A Plague Tale Flash Review: Desperate Times...

Medieval France is an unlikely choice for the setting of a video game. Darkness, poverty, disease and… rats. However, if you were intent on making a video game stand out (or sink in) - deeply - to the memory of unsuspecting gamers, then perhaps it makes better sense. Moreover, A Plague Tale: Innocence is both a gripping adventure through puzzle and stealth action and the tense story of two characters struggling to survive. Indeed, desperation is the name of the game and it’s certainly at times a stressful and violent experience.


Why not zombies? Well, perhaps games should reach a little higher sometimes, and tackle more episodes from real history. World War Z and Days Gone may have zombies coming from all angles, but A Plague Tale wants to harness the mechanic within its narrative. And perhaps not just that, a plague-ridden landscape has a potentially more subtle, more menacing quality about it, where infection and death could hide in the air itself and breed surprising actions in people. In fact, the concept allows for everything to be potentially hostile to the characters in this game.


Dependent characters

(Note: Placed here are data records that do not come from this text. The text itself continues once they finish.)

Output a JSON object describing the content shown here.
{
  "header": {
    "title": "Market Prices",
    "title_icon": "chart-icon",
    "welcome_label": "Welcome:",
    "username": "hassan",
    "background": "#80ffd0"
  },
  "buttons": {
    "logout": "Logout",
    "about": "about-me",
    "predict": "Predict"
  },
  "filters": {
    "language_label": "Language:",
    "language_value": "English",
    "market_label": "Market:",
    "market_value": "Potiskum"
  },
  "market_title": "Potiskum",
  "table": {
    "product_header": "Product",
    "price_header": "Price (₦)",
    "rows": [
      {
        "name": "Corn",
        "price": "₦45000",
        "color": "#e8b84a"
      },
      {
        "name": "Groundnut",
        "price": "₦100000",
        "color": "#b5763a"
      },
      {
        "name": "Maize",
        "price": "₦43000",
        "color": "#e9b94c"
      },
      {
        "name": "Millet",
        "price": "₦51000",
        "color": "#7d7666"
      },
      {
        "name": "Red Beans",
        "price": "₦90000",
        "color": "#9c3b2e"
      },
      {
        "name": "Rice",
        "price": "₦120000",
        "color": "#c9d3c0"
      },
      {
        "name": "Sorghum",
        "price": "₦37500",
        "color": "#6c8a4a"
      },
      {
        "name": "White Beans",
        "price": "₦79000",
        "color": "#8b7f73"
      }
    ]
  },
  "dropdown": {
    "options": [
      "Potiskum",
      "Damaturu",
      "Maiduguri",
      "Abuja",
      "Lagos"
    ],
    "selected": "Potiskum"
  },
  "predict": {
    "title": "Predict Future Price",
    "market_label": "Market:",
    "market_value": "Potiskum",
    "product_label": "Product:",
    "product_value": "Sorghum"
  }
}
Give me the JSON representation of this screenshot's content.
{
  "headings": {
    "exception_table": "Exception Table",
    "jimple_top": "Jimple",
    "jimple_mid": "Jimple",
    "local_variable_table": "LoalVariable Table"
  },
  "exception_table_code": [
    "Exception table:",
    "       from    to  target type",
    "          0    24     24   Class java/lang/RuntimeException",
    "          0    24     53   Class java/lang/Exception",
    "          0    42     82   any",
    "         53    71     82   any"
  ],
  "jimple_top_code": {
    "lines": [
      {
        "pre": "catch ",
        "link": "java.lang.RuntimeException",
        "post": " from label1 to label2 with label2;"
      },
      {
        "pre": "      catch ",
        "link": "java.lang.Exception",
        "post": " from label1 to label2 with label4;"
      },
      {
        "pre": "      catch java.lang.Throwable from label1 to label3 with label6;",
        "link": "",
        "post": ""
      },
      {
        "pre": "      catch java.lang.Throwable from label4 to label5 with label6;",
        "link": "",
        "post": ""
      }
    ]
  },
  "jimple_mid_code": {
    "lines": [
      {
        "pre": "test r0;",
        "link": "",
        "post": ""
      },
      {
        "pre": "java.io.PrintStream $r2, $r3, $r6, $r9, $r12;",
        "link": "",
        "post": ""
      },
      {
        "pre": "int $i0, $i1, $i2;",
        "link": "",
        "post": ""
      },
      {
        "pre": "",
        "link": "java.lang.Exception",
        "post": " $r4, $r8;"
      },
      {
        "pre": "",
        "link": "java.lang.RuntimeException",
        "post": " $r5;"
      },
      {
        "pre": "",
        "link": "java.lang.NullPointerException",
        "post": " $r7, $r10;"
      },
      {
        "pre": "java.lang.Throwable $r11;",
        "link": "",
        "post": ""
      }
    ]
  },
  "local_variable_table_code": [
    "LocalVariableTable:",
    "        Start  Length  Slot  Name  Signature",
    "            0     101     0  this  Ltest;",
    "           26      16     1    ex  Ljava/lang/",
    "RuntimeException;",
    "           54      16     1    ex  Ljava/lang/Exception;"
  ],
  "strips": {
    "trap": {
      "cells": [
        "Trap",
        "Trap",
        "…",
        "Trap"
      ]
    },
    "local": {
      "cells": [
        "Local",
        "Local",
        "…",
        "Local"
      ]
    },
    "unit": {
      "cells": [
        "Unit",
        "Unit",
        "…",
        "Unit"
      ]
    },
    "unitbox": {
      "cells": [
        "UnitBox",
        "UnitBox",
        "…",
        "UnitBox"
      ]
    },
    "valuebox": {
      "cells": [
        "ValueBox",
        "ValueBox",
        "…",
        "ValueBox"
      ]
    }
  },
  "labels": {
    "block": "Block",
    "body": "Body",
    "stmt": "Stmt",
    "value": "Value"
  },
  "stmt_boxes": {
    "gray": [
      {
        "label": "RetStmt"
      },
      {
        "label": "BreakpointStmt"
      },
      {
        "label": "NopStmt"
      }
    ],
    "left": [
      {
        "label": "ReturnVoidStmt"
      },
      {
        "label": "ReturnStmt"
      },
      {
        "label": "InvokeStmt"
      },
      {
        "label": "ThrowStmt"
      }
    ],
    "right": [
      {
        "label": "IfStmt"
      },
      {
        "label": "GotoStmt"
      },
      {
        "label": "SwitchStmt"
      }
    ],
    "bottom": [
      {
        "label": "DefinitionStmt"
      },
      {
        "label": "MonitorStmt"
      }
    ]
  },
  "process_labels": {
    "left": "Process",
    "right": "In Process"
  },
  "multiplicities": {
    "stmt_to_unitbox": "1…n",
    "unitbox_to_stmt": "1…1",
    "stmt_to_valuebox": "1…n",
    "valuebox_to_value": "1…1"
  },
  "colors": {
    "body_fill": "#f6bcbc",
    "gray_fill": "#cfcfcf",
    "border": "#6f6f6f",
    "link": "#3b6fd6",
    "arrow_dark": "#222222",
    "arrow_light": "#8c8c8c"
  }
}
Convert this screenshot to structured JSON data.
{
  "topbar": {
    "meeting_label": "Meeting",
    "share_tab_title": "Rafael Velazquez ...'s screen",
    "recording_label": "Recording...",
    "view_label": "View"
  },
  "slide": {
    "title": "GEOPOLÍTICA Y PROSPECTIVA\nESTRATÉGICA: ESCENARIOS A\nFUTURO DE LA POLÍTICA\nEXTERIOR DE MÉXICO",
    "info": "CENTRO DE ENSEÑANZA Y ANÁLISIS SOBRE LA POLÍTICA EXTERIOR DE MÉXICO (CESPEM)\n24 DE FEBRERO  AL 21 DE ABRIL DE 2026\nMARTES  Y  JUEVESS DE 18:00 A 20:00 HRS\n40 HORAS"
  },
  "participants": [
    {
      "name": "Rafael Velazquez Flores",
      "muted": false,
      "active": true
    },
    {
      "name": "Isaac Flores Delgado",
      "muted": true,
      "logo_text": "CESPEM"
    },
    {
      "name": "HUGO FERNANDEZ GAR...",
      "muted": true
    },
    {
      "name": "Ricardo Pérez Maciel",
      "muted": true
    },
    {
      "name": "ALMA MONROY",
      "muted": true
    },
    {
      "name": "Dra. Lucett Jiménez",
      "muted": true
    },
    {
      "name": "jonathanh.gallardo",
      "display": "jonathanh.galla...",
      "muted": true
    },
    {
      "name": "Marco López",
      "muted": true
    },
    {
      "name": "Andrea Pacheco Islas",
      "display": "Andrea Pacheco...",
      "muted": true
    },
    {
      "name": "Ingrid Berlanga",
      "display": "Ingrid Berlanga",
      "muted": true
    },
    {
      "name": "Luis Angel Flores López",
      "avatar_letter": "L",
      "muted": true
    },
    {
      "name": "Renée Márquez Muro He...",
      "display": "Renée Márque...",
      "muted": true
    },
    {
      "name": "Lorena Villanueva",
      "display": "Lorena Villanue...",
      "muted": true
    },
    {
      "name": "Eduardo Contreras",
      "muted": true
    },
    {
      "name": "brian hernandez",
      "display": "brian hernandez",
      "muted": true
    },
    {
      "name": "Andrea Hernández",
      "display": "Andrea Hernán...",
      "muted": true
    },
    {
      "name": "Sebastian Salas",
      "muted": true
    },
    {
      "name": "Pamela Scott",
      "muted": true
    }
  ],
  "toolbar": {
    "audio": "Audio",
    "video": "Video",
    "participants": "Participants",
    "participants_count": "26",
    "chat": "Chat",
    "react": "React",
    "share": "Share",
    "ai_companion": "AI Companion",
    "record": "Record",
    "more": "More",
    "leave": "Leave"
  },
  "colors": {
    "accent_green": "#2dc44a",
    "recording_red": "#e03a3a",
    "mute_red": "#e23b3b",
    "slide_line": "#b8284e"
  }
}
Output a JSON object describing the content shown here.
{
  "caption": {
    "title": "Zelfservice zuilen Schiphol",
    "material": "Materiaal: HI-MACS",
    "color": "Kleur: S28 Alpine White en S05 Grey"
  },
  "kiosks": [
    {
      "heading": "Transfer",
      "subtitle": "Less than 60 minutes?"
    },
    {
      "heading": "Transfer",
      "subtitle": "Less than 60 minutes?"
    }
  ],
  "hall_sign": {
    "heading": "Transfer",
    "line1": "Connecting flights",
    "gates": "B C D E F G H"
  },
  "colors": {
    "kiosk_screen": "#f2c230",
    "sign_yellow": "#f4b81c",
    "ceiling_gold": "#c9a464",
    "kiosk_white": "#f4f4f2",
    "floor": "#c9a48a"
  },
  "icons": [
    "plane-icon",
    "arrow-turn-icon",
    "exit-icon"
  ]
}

God of War might have influenced the developers to go for an emotional experience. Here we have a sibling attachment that will pull us through a ravaged landscape where fear and death have transformed people in morally ambiguous ways. As with zombies, good ‘ole humanity is put on hold for awhile and instead we see a twisted version, although where family comes first.


The length of this game is impressive, with 10 to 12 hours of playtime filled with stunning and at times dark and quite violent visuals. Yes, it’s going to be tense and tricky at times, but with knowledge of the grim setting this is really what players have signed up for.


It’s a lot of medieval darkness to contend with. Surely that’s the point of an engrossing game however. It has to take you on an epic journey. This one does, and it maintains its blend of stealth and story throughout. It must be said that such gameplay never gets any deeper or more complex, but there are other less story-driven games for all that.


One thing’s for sure, the tale of Amicia and Hugo, and this dark wretched period in human history in 1349 where the outbreak of disease brought humanity - rich and poor - to its knees, will be a gaming tale long remembered. It's like a haunting echo from the real history itself.